Trader faces prison term and fines following conviction for entering misleading orders to simulate demand
A high-frequency trader in the US has become the first person ever convicted of spoofing after the government won a case against him for entering large orders into the futures markets that he never intended to execute.
Michael Coscia, who owns New Jersey-based Panther Energy Trading, was convicted of 12 counts of the deceptive trading practice, which involves placing multiple small orders to create the illusion of demand, then cancelling them and selling as the price of a stock or commodity rises.
US prosecutors accused Coscia of making almost $1.4 mn in less than three months in 2011 through spoofing in the foreign exchange, oil, soya bean, corn and gold markets. He faces up to 25 years in prison and $250,000 fines in each of six counts of commodities fraud in addition to one year in prison and up to $1 mn in fines for each of six counts of spoofing. His sentencing is scheduled for March 17, 2016.
Coscia paid a fine of $2.8 mn and agreed to a one-year trading ban in 2013 in a related civil case, though this case was not permitted as evidence in the criminal trial. The criminal conviction was the first under the US Commodity Exchange Act’s spoofing provision, which was mandated by the 2010 Dodd-Frank financial reform.
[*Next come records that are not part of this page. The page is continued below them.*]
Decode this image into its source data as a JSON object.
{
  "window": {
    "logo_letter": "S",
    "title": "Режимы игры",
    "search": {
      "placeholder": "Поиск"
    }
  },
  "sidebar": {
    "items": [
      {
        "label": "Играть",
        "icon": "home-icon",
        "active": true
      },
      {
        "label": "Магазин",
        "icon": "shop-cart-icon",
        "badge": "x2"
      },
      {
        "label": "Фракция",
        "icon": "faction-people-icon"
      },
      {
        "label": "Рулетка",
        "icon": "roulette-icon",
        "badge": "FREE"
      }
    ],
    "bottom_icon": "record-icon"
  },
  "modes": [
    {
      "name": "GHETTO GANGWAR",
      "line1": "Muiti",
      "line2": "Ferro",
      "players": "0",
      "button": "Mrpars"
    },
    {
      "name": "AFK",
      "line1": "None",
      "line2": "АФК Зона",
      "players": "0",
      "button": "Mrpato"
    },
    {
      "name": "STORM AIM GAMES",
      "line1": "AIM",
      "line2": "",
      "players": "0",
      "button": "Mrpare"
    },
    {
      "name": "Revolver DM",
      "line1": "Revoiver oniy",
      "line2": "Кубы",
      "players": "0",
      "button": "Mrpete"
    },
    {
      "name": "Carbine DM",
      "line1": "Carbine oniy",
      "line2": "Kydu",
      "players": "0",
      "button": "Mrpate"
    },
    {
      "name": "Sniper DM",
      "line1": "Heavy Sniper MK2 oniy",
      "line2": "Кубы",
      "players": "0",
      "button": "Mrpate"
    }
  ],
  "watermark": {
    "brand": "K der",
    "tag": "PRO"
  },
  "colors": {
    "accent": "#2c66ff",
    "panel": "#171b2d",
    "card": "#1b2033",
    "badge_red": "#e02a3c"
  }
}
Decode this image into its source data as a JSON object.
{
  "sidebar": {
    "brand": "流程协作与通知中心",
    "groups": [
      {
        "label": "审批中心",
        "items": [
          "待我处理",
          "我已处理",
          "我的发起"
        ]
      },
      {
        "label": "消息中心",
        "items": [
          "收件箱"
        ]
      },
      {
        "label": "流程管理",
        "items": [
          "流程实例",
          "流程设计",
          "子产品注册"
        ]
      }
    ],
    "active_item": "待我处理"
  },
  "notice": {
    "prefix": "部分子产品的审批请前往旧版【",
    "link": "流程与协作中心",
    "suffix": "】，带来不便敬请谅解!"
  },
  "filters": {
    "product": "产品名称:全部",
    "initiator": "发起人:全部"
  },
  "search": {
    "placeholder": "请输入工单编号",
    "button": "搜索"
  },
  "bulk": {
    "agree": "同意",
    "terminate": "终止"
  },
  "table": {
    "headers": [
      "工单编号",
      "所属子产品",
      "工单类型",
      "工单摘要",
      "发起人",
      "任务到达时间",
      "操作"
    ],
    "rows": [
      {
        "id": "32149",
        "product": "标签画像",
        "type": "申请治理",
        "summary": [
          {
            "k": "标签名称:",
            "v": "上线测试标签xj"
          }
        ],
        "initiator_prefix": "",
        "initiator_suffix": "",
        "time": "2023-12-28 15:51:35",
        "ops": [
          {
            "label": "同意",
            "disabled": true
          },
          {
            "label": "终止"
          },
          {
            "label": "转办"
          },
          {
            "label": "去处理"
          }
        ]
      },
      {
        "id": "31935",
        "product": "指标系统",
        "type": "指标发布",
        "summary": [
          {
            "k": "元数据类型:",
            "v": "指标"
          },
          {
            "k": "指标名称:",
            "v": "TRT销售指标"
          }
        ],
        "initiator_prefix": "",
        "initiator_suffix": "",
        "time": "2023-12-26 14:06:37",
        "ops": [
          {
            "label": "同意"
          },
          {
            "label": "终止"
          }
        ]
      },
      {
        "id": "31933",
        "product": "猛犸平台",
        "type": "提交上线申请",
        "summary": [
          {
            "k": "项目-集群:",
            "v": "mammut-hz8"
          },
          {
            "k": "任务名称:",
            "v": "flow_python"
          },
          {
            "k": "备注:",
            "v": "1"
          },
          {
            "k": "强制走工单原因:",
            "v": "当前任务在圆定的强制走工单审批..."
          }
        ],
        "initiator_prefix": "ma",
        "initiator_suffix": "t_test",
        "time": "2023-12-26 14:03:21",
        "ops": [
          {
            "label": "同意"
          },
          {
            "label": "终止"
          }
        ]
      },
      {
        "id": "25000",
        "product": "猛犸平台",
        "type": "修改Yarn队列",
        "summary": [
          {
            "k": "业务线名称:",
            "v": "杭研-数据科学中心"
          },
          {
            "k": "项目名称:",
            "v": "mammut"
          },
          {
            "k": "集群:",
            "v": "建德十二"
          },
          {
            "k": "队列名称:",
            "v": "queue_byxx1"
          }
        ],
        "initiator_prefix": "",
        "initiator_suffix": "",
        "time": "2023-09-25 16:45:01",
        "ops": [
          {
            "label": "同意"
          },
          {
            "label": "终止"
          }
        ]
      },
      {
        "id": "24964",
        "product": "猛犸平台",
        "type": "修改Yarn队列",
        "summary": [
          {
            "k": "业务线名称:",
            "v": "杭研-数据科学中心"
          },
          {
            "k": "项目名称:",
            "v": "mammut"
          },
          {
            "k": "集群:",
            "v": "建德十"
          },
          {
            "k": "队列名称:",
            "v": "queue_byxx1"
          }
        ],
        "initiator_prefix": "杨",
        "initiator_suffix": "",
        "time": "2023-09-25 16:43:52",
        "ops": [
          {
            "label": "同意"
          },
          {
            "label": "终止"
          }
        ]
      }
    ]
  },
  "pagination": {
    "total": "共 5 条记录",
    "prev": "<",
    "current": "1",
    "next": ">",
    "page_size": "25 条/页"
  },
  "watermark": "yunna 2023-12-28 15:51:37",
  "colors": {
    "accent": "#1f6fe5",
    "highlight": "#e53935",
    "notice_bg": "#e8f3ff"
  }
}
‘The defendant’s trading activities disrupted the markets in his favor and against legitimate traders and investors,’ says Zachary Fardon, US attorney for the Northern District of Illinois, in a press statement. ‘We have to have fairness and integrity in our markets. The jury’s verdict exemplifies the reason we created the securities and commodities fraud section in Chicago, which will continue to criminally prosecute these types of violations.’
The conviction comes as US authorities await extradition hearings for Navinder Singh Sarao, the UK-based trader facing criminal spoofing charges related to the May 2010 flash crash.